By Frank Sabatini Jr. / Photo by Kristina Yamamoto
Mezcaliers are a rare breed. They are the academic aficionados of mezcal, a high-octane spirit that, like tequila, is distilled from agave plants (see sidebar).
San Diego mixologist-about-town Jen Queen is a full-time bartender at Little Italy’s new Juniper & Ivy and a part-timer at Puesto in The Headquarters at Seaport Village. She’s also one of only 14 people in the world who carry the Mezcalier title. In California, she’s the only woman to hold it.
Queen earned her “Level 4 Master” status through CONOCER and COMERCAM, governmental organizations in Mexico focused on the nation’s educational and economic development. The process involved learning about mezcal’s 27 varietals, pairing them to cuisine and then undergoing a labor-intensive practical in the agave fields.
“I play with mezcal wherever I go,” Queen says. “People expect that from me.” In addition to having tended bar at La Puerta (Gaslamp), Monello (Little Italy), Prepkitchen (Little Italy) and Saltbox (downtown), Queen is also a partner with San Diego mixology consulting group, Queen.Conner.Ward., which has developed spirits programs for Searsucker (Gaslamp), Blue Ocean Sushi Bar (Carlsbad) and Puesto (downtown), among others. She’s also president of the San Diego Chapter of the United States Bartender Guild.
“I don’t get a lot of downtime,” she says.
Queen was working at a celebrated restaurant and tequila lounge in San Francisco nearly 10 years ago, when the owners took her and some of the other bar staff on a mezcal tasting tour in Jalisco, Mexico.
“I loved their big, bold, smoky flavors,” she says, recalling that the “sweeter, softer flavors of tequila” ultimately became the gateway to her love affair with mezcal.
At Juniper & Ivy, Queen introduces new mezcal cocktails daily to match what the chef is creating. At Puesto, which carries five varietals from Oaxaca, she spearheaded “mezcal Mondays” (4 p.m. to close), when the boozy fluid takes center stage in margaritas, flights and a select trio of cocktails.
When pressed to name her favorite of all the mezcals she pours, she pauses. “That’s like choosing a favorite child,” she says, and then finally admits being smitten with a new varietal called Arroqueño, which has “honey, green apple and floral notes.”

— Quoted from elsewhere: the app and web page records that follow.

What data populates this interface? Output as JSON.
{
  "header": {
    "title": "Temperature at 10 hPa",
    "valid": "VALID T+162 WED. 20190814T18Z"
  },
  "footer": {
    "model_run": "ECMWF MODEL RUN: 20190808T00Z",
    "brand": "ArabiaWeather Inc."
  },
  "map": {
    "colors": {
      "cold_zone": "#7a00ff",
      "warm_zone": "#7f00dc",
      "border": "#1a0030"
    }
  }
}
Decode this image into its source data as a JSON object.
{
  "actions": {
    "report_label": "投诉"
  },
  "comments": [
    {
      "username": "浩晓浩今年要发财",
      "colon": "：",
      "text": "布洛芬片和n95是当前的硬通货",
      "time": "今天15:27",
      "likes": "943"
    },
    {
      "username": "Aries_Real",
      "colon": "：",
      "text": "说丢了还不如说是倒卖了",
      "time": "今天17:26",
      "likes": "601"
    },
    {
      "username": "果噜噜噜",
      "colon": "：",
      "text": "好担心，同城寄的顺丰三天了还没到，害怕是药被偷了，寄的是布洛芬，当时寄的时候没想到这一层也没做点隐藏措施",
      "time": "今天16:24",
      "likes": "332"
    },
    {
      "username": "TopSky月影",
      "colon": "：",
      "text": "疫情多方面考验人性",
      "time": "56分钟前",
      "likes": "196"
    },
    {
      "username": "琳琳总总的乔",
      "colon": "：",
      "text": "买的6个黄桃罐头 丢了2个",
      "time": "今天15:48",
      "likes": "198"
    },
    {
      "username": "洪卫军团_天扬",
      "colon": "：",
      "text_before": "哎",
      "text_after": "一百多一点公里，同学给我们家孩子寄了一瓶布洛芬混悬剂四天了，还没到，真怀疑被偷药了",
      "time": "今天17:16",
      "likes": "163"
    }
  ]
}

“It just came on the market,” she says. “I fell in love.”
Making a Difference
Distilling the distinctions between mezcal and tequila
Mezcal refers to any spirit distilled from agave plants. By Mexican law, tequila, a form of mezcal, can be made only with Blue Agave.
Mezcal and tequila are produced in different but overlapping regions in Mexico.
Mezcal’s smoky flavor stems from its agaves being fire-roasted in an oven. In contrast, plants used to make tequila are cooked in autoclaves, enormous pressure-cookers that use water.